What do okapis look like?
Viewed from the front, the okapi is fairly unremarkable, with colouring that appears almost uniformly dark. The rear view is something else entirely. A striking set of white stripes extends across its rump and down the hind legs as far as the back of the knees. Below this, it appears to be wearing a pair of white surgical stockings with black tops and feet. The stripes are thought to resemble streaks of sunlight penetrating the dark forest, enabling the okapi to blend in with its surroundings.
Like giraffes, male okapis have small, fur-covered horns. These are known as ossicones. Males are smaller and darker than females, and their coats often have a purple tinge. Rival males fight by neck-wrestling in a similar fashion to giraffes, but they also charge and clash heads in the manner of bighorn sheep.

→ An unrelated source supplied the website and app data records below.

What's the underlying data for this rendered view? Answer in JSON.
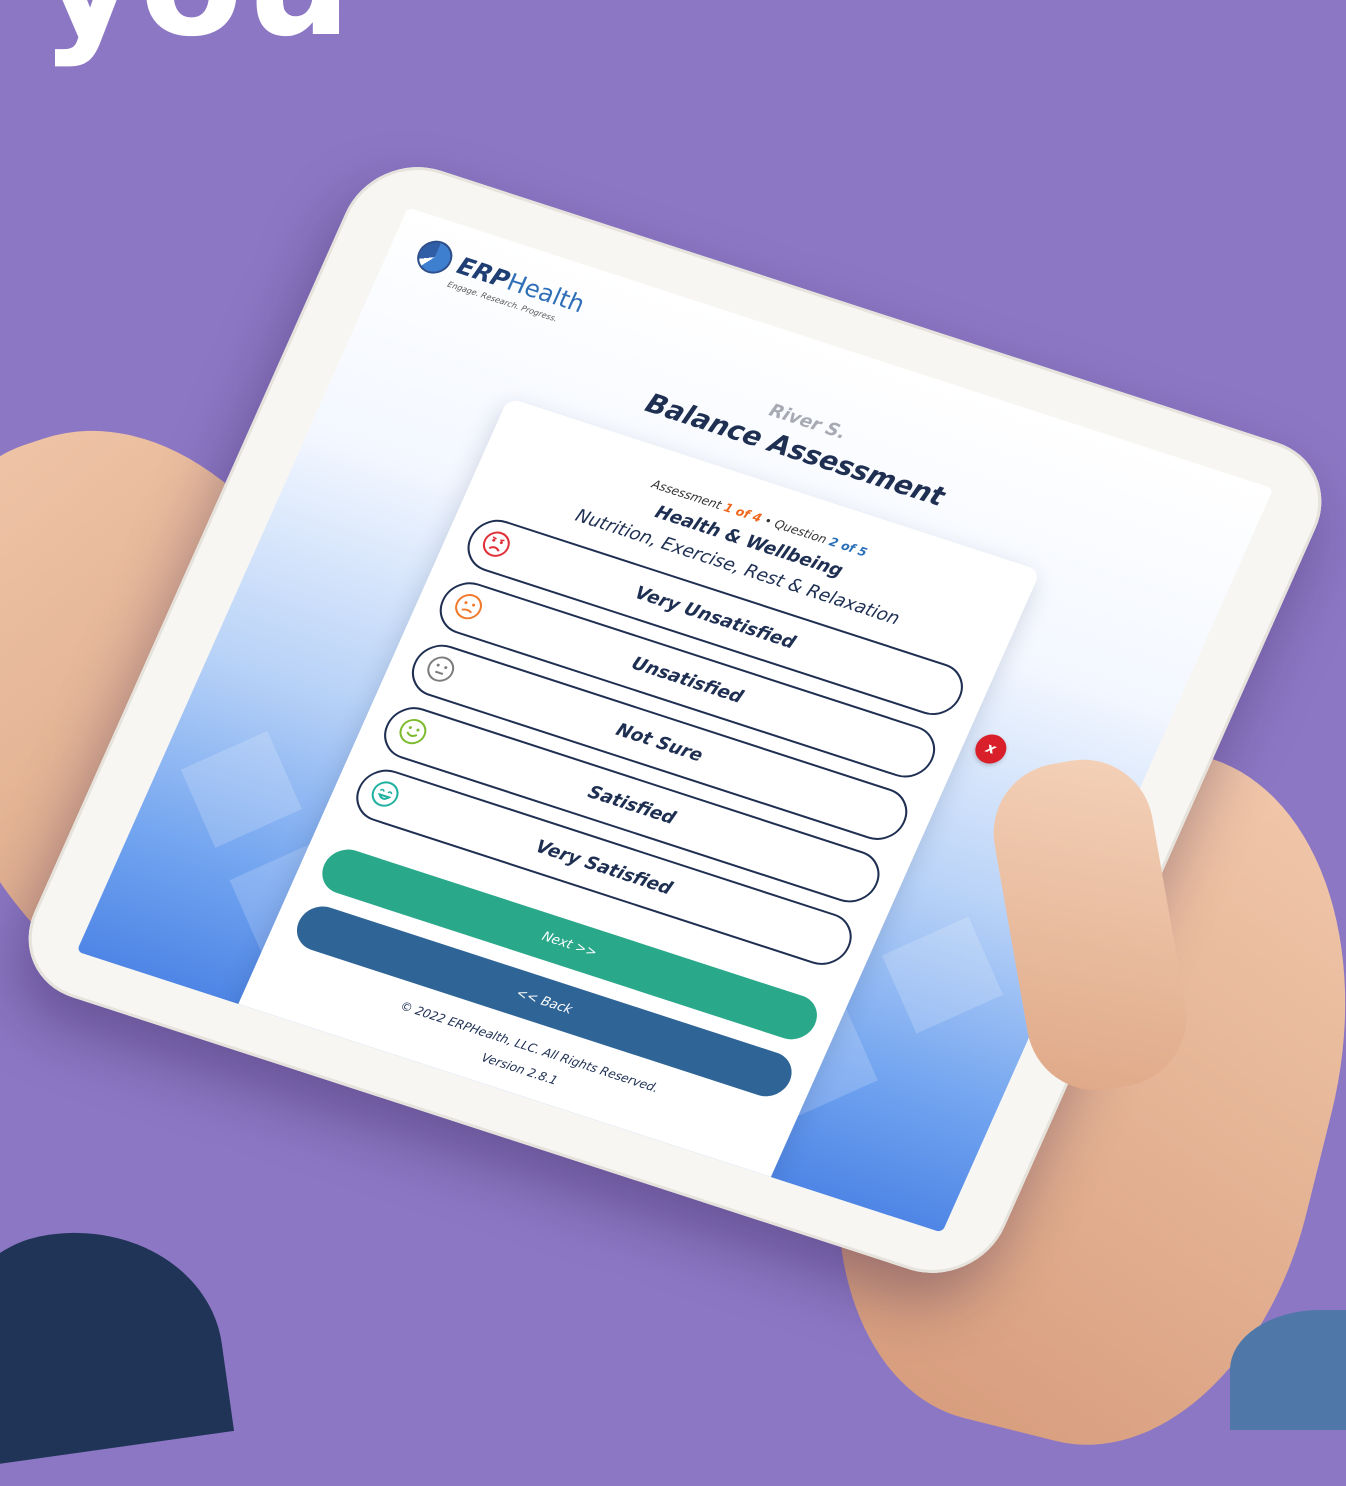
{
  "background": {
    "headline": "you",
    "color": "#8c77c4"
  },
  "app": {
    "logo_brand": "ERP",
    "logo_name": "Health",
    "logo_tagline": "Engage. Research. Progress.",
    "user_name": "River S.",
    "assessment_title": "Balance Assessment",
    "close_label": "x"
  },
  "progress": {
    "assessment_prefix": "Assessment",
    "assessment_value": "1 of 4",
    "separator": "•",
    "question_prefix": "Question",
    "question_value": "2 of 5"
  },
  "question": {
    "category": "Health & Wellbeing",
    "subcategory": "Nutrition, Exercise, Rest & Relaxation"
  },
  "options": [
    {
      "label": "Very Unsatisfied",
      "icon": "very-unsatisfied-face-icon",
      "color": "#e0303a"
    },
    {
      "label": "Unsatisfied",
      "icon": "unsatisfied-face-icon",
      "color": "#f07a2b"
    },
    {
      "label": "Not Sure",
      "icon": "neutral-face-icon",
      "color": "#7d7d7d"
    },
    {
      "label": "Satisfied",
      "icon": "satisfied-face-icon",
      "color": "#7dbb2e"
    },
    {
      "label": "Very Satisfied",
      "icon": "very-satisfied-face-icon",
      "color": "#1fb0a0"
    }
  ],
  "buttons": {
    "next": "Next >>",
    "back": "<< Back"
  },
  "footer": {
    "copyright": "© 2022 ERPHealth, LLC. All Rights Reserved.",
    "version": "Version 2.8.1"
  },
  "colors": {
    "primary_text": "#1e2f52",
    "next_button": "#2aa88a",
    "back_button": "#2f6496",
    "close_button": "#d81f2a",
    "assessment_highlight": "#f0661d",
    "question_highlight": "#2a6fb8"
  }
}
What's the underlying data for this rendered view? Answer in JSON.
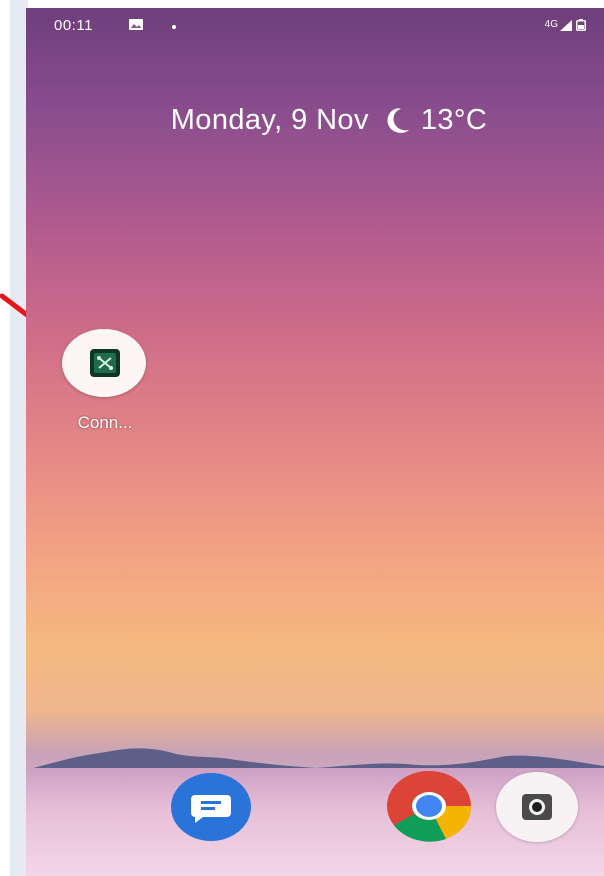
{
  "status_bar": {
    "time": "00:11",
    "network": "4G",
    "icons": [
      "gallery-icon",
      "notification-dot-icon",
      "signal-icon",
      "battery-icon"
    ]
  },
  "date_widget": {
    "date": "Monday, 9 Nov",
    "weather_icon": "moon-icon",
    "temperature": "13°C"
  },
  "home_screen": {
    "apps": [
      {
        "label": "Conn...",
        "icon": "connect-app-icon"
      }
    ]
  },
  "dock": {
    "apps": [
      {
        "icon": "messages-icon"
      },
      {
        "icon": "chrome-icon"
      },
      {
        "icon": "camera-icon"
      }
    ]
  },
  "annotation": {
    "arrow_color": "#e8131b"
  }
}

Other giraffe-like characteristics include sloping hindquarters, tall shoulders and long neck. Among the other notable okapi adaptations are its large ears, which can move independently, and an extra-long, blue-black tongue.